What are 1099 qualified dividends?
Dividends are the payments that the organizations make to their shareholders. If you receive a dividend, you’ll most likely have to pay taxes on it. But, how much you pay will depend on whether or not the payout is a qualified or a non-qualified dividend.
Depending on a few factors, many nonqualified dividends are taxed at a marginal tax rate based on your earnings. A qualified dividend is a dividend that meets a series of criteria that result in it being taxed at the lower long-term capital gain rate. The qualified dividends may result in significantly more money remaining in your pocket than a similar nonqualified dividend.
How to know if your dividends are qualified or not?
For a dividend to consider qualified, it must meet certain requirements. This includes some criteria the organization itself must meet, but also minimum holding requirements that you, the investor must meet. The below criteria must meet for a dividend to consider qualified:
- The dividend must be paid by a U.S. corporation or by a qualified foreign corporation.
- When the dividend is considered as an ordinary dividend, not capital gains distributions, dividends from tax-exempt organizations. Ordinary dividends are shown in box 1a of Form 1099 DIV.
- If you’ve held the underlying stock for more than 60 days during the 121 days beginning 60 days before the ex-dividend date.
Around February 1st you should receive a 1099 DIV tax form from any organization or brokerage that paid you at least $10 in dividends.
Tax paid on 1099 Div income
The amount of tax you pay depends on the dividends. So, the dividends being qualified or unqualified matters. Unqualified dividends are taxed at your ordinary-income tax rate. This means the same tax rate that applies to your wages or self-employment income. So, if you fall into the 32% tax bracket, you’ll pay a 32% tax rate on all your unqualified dividends. Unqualified dividends are “ordinary dividends”.
Qualified dividends get preferential treatment. You pay the same tax rate on qualified dividends as long as you do on long-term capital gains. Depending on your tax bracket, the tax rate can be lower than your ordinary income tax rate. The exact tax rate you pay depends on your filing status and total taxable income for the year.
How can you avoid paying taxes on 1099 Div Income?
There are a few legalized strategies for avoiding or at least minimizing the taxes you pay on Form 1099 DIV online:
Stay in a lower tax bracket
Single taxpayers with a taxable income of $40,000 or less in a year qualify for the 0% tax rate on qualified dividends. Those income limits doubled for married couples filing jointly. If you can take advantage of tax deductions that reduce your income below those amounts, you can avoid paying taxes on qualified dividends.
Invest in tax-exempt accounts

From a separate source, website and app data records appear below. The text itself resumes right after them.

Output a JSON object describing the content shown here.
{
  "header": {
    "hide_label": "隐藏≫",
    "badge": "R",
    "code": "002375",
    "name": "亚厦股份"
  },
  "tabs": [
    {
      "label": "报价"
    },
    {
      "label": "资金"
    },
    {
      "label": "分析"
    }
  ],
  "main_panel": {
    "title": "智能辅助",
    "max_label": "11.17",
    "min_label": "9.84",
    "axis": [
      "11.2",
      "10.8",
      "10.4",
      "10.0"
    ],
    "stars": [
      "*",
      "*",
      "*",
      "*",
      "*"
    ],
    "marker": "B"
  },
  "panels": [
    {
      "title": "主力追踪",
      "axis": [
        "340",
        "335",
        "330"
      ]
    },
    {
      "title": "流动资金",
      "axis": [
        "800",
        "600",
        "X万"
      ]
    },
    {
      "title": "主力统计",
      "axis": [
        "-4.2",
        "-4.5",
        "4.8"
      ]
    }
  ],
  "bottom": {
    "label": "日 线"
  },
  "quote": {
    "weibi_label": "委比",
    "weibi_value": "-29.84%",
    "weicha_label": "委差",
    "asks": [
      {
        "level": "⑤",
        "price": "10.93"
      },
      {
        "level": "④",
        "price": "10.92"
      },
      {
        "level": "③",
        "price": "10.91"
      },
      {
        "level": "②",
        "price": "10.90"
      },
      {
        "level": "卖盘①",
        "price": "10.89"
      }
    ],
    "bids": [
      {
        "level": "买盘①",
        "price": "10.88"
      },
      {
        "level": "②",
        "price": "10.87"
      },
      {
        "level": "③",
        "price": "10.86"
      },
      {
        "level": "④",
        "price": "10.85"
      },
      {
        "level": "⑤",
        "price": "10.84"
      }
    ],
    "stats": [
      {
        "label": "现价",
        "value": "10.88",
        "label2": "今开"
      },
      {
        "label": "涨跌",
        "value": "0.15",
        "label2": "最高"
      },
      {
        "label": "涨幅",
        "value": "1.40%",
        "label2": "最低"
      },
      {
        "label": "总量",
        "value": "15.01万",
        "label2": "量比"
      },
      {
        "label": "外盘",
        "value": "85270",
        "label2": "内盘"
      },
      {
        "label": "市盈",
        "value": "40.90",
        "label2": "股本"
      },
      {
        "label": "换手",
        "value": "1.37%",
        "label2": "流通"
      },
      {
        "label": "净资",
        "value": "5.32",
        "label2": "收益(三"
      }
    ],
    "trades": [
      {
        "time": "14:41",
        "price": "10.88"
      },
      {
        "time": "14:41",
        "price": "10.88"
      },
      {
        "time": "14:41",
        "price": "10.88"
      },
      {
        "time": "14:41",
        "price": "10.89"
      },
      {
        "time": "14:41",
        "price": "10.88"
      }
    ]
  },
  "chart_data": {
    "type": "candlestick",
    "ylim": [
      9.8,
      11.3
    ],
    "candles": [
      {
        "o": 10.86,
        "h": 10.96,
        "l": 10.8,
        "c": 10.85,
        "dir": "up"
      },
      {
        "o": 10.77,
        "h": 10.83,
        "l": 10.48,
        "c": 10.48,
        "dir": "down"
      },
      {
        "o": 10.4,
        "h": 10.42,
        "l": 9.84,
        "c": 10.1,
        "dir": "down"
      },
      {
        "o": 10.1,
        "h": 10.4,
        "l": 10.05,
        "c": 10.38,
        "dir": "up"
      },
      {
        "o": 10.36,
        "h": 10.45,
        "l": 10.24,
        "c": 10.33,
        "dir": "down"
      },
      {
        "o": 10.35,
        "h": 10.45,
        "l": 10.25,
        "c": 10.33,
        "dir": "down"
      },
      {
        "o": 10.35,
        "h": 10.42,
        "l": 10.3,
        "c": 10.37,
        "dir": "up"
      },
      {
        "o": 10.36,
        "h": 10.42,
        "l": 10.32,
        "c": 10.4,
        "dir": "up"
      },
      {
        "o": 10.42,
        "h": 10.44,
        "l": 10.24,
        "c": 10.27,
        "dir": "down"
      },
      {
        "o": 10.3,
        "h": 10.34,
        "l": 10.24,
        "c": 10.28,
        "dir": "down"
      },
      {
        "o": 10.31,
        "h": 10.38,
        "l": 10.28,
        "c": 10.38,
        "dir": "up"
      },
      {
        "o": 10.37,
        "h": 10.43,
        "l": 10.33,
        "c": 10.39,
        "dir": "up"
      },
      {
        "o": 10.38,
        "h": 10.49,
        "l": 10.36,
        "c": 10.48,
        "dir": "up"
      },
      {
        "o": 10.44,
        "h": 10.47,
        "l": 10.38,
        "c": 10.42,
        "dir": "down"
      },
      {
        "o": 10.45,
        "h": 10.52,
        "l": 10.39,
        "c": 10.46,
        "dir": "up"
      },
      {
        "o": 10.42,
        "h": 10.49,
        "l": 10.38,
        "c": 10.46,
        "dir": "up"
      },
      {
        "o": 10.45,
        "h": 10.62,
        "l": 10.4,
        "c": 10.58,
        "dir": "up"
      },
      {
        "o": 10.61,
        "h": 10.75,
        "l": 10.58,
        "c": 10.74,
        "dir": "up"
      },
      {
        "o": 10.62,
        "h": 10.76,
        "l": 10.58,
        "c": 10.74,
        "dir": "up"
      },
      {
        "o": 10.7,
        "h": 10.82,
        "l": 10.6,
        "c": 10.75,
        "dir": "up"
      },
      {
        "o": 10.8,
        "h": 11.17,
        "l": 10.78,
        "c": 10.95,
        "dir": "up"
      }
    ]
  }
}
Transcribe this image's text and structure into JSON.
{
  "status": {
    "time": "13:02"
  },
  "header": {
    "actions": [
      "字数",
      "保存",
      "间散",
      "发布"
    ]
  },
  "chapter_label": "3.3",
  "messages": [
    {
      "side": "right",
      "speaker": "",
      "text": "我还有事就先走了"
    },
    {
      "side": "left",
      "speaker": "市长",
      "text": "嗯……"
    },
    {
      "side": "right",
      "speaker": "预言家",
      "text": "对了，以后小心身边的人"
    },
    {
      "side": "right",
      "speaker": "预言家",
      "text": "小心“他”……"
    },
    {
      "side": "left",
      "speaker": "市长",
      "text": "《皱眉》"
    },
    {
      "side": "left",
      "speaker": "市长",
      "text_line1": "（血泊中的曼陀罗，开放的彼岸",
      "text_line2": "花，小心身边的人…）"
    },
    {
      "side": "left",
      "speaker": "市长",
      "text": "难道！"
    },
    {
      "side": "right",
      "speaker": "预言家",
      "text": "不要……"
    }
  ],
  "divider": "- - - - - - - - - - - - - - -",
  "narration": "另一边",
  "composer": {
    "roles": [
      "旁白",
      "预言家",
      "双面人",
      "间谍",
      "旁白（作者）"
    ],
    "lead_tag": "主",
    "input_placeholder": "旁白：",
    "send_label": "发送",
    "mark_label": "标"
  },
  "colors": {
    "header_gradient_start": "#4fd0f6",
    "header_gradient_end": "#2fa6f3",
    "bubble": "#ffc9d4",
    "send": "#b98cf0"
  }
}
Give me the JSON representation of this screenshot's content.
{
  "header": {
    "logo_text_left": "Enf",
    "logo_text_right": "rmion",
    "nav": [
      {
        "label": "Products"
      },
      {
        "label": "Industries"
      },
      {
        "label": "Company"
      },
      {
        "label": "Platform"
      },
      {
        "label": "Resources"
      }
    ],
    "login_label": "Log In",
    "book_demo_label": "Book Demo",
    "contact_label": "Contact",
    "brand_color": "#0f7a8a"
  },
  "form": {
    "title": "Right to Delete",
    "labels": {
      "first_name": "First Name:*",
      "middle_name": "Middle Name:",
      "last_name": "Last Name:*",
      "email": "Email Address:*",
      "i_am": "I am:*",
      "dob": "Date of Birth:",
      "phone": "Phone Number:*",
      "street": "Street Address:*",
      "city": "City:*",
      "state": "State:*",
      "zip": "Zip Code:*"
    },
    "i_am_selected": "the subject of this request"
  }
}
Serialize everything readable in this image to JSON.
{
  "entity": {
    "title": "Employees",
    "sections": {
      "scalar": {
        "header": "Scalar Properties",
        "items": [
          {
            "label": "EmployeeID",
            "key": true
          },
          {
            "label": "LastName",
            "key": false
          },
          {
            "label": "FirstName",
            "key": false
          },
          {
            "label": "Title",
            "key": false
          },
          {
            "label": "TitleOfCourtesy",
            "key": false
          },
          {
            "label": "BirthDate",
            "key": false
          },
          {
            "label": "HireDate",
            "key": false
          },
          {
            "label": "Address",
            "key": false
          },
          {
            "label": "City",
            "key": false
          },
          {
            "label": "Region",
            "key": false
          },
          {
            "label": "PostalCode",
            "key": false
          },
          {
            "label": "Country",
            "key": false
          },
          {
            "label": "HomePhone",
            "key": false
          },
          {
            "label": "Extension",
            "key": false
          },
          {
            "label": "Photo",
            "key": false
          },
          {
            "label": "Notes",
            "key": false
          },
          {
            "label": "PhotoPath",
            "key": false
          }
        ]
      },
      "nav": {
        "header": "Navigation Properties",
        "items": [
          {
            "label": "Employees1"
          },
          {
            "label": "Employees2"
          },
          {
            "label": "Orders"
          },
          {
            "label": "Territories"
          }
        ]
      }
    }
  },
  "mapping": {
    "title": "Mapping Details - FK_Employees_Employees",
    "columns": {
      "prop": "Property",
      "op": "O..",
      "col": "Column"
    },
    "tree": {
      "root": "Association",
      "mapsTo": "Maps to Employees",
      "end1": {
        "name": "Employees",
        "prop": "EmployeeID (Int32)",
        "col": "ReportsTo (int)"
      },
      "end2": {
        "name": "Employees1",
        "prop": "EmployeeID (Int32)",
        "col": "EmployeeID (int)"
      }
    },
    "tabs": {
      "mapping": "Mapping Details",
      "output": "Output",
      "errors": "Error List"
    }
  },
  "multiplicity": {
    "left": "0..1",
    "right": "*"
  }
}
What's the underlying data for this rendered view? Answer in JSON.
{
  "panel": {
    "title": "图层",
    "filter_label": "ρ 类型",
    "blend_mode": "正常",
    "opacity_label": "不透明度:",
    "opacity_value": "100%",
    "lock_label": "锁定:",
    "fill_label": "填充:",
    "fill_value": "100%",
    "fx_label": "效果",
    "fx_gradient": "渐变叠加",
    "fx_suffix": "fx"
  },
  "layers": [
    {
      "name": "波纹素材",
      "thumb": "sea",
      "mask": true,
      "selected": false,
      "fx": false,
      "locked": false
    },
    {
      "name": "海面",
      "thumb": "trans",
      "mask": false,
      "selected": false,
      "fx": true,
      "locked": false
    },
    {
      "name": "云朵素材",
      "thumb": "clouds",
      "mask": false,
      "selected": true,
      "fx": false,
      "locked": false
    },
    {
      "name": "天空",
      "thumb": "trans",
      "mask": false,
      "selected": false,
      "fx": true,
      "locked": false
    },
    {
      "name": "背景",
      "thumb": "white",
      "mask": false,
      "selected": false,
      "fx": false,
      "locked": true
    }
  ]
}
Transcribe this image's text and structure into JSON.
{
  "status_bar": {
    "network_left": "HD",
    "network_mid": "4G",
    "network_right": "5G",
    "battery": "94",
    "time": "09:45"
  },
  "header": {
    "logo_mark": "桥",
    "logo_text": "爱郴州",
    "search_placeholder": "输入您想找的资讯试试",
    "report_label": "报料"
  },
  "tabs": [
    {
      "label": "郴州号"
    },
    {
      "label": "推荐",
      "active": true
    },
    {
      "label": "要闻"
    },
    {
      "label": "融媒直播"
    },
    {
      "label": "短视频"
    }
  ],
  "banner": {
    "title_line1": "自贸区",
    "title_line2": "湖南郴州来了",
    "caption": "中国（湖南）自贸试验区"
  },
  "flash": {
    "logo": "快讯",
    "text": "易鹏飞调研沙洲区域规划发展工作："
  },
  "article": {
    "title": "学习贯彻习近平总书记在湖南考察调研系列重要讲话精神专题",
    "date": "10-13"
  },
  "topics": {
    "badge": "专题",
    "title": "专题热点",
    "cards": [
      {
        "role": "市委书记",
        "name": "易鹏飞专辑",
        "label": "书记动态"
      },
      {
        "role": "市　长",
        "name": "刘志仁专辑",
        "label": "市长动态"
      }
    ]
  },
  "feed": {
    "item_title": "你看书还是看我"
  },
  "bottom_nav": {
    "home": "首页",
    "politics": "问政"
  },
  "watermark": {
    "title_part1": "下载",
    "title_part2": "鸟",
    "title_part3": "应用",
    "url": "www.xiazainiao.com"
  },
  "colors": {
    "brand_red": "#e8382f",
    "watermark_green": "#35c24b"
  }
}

To avoid paying taxes on 1099 Forms dividend income, make investments in stocks, mutual funds, and EFTs within a Roth IRA or Roth 401(k). Any dividends earned in these accounts are tax-free.
Invest in education-oriented accounts
When you invest in a 529 plan or Coverdell education savings account, you may earn dividends. The dividend income you earn by investing in these accounts is tax-free.
Investing in tax-deferred accounts
Traditional IRAs and 401(k)s are tax-deferred. This means you don’t pay taxes on earnings until you withdraw the money in retirement.
As of this writing, qualified dividends are taxed as long-term capital gains. This means that if your highest income tax bracket is 15% or less, you receive these dividends tax-free. If your marginal rate of tax is higher than 15%, your qualified dividends are taxed at 15% or 20%, depending on your income.
Have you got the detailed information about the 1099 DIV Form? Then why waste your time? File your 1099 information returns online using the form1099online.com. We guide you step by step in filing your 1099 tax forms easily and conveniently. The information you’ve provided is safe and secured by 256-bit security encryption.